Posted on May 28, 2013 08:42 pm

Few weeks ago, Uganda’s president His Excellency President Yoweri Kaguta Museveni unveiled the country’s middle Income status development planned dubbed Vision 2040. It was clear that with an economy growing at more than 5% annually since for more than half a decade, Uganda like other African countries desperately needs to accelerate infrastructure and social development. With bottlenecks building up in just about every sector, the situation is dire and therefore the launch of the economic transformation plan is welcome. The government release of its master plan for the acceleration and expansion of Uganda’s economic prosperity, called for the construction of airports, seaports and highways to boost growth in rural and urban economies across the country through to 2040. Uganda estimates it will spend $200 billion to build the required infrastructure, with public-private partnerships seen making up 50% of the total spending. Although this has not happened as yet, public private partnerships are gaining favor in other developing economies of Africa.

Kampala Skyline as seen in this photo I took late recently
Kampala Skyline as seen in this photo I took late recently

However, after studying the Vision 2040, I do believer Ugandan government and other stakeholders will need to convince institutional investors that their private public partnerships in the country will be rock-solid and underpinned by a long term strategy and public sector commitment.
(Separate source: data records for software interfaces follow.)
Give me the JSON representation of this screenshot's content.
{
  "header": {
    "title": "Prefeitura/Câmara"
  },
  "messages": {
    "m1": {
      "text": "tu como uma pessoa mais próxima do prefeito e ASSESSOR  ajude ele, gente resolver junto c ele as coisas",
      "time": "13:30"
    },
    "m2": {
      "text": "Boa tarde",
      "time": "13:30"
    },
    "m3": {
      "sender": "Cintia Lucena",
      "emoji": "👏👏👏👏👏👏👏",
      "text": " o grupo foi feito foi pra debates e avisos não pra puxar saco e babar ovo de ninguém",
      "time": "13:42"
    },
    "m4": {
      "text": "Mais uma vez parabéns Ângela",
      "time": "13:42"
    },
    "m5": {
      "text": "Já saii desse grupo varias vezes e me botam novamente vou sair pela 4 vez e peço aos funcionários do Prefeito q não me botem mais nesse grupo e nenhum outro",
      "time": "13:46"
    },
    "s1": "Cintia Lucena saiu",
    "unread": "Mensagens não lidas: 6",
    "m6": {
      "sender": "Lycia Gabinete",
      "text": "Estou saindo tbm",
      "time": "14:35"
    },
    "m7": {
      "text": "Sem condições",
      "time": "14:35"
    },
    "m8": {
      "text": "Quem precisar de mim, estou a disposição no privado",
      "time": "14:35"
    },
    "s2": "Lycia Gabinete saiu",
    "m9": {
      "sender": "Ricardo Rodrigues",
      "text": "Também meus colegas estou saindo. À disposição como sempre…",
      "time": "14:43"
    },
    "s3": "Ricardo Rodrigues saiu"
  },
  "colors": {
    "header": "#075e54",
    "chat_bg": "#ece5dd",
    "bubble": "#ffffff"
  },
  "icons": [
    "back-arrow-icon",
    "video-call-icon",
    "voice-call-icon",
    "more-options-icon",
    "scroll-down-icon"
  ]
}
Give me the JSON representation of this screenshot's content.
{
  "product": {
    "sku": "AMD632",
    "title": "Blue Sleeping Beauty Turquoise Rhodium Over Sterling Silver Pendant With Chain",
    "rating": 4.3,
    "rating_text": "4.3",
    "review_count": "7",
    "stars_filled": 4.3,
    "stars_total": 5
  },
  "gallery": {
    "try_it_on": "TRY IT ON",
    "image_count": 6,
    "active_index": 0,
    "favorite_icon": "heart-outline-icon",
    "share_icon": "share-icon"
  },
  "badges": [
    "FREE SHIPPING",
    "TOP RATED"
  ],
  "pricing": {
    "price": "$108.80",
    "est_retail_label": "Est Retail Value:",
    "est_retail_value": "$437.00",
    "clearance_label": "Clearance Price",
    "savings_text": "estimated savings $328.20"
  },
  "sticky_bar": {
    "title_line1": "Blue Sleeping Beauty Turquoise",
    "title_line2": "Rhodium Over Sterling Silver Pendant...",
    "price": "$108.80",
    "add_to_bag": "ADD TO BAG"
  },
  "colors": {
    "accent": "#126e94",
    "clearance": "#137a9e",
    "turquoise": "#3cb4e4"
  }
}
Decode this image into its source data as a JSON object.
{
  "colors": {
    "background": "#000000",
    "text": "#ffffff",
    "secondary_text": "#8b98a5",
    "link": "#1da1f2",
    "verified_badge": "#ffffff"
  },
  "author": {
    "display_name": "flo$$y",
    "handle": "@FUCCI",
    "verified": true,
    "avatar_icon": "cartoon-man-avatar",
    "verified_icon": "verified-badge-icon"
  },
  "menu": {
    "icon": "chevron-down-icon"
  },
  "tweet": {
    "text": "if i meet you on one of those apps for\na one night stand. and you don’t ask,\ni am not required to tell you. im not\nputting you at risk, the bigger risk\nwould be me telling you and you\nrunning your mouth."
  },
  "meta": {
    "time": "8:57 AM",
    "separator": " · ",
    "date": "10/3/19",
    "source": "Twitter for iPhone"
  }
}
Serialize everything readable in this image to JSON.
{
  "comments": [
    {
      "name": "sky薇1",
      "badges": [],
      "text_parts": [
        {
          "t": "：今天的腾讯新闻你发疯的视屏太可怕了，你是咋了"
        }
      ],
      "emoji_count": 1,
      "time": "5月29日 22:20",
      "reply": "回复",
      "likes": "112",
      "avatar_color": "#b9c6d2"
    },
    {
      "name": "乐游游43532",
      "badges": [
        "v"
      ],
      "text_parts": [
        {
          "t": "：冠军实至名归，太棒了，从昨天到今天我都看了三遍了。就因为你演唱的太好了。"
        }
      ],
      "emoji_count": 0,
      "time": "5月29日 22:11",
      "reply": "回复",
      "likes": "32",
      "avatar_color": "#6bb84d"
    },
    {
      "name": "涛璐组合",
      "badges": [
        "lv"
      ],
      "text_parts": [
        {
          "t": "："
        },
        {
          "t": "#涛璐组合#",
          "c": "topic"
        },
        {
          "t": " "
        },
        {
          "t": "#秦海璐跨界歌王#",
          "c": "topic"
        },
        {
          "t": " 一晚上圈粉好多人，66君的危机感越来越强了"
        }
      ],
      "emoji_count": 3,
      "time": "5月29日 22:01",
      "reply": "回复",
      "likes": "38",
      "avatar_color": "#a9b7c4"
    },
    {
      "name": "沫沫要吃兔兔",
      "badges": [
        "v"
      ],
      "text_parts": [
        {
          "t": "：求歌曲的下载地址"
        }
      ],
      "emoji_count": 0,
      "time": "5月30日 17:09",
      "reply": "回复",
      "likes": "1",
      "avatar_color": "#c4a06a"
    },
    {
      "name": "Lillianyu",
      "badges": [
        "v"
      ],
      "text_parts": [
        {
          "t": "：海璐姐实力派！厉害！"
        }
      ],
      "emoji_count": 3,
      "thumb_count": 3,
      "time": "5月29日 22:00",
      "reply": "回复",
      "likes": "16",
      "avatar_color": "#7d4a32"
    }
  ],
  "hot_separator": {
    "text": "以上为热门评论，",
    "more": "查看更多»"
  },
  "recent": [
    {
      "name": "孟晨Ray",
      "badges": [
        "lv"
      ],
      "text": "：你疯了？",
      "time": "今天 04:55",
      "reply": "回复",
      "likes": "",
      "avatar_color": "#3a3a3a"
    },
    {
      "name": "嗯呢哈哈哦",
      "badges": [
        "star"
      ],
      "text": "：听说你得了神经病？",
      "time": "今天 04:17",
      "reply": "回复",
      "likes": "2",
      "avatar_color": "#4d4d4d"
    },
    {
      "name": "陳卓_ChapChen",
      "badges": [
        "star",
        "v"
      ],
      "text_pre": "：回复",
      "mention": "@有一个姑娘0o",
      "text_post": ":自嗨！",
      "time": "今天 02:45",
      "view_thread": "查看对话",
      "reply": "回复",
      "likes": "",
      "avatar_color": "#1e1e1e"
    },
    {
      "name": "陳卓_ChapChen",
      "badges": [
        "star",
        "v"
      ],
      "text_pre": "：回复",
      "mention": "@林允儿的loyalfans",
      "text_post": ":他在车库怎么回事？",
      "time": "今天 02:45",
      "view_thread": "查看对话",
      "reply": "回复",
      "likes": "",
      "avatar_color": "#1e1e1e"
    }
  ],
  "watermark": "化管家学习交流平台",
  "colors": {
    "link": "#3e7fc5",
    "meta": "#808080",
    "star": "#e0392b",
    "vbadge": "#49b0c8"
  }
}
Personally, I think it is crucial, therefore, that the government puts its weight behind such projects and even bankrolls the first few to attract serious investors who view Uganda as a stable and developing country. If Uganda does acts quickly and with a sense of urgency, it will surge ahead of its neighbors like Kenya and even fast growing Tanzania, which are investing heavily in infrastructure after recent discoveries of oil and gas respectively. There is need for people entrusted by the government to drive the vision, that public private partnerships are a viable model to build up infrastructure that can be effectively applied to Uganda well known as “pearl of Africa.” Progress has been made in the country over the last few years with better coordination between the national development agencies and as well as the passage of the new Land Laws that have led to digitization of land titles, the first of its kind in the region. Such initiatives need to be built upon and there is no doubt I will be part of the Vision 2040 as an investor.

Contador Harrison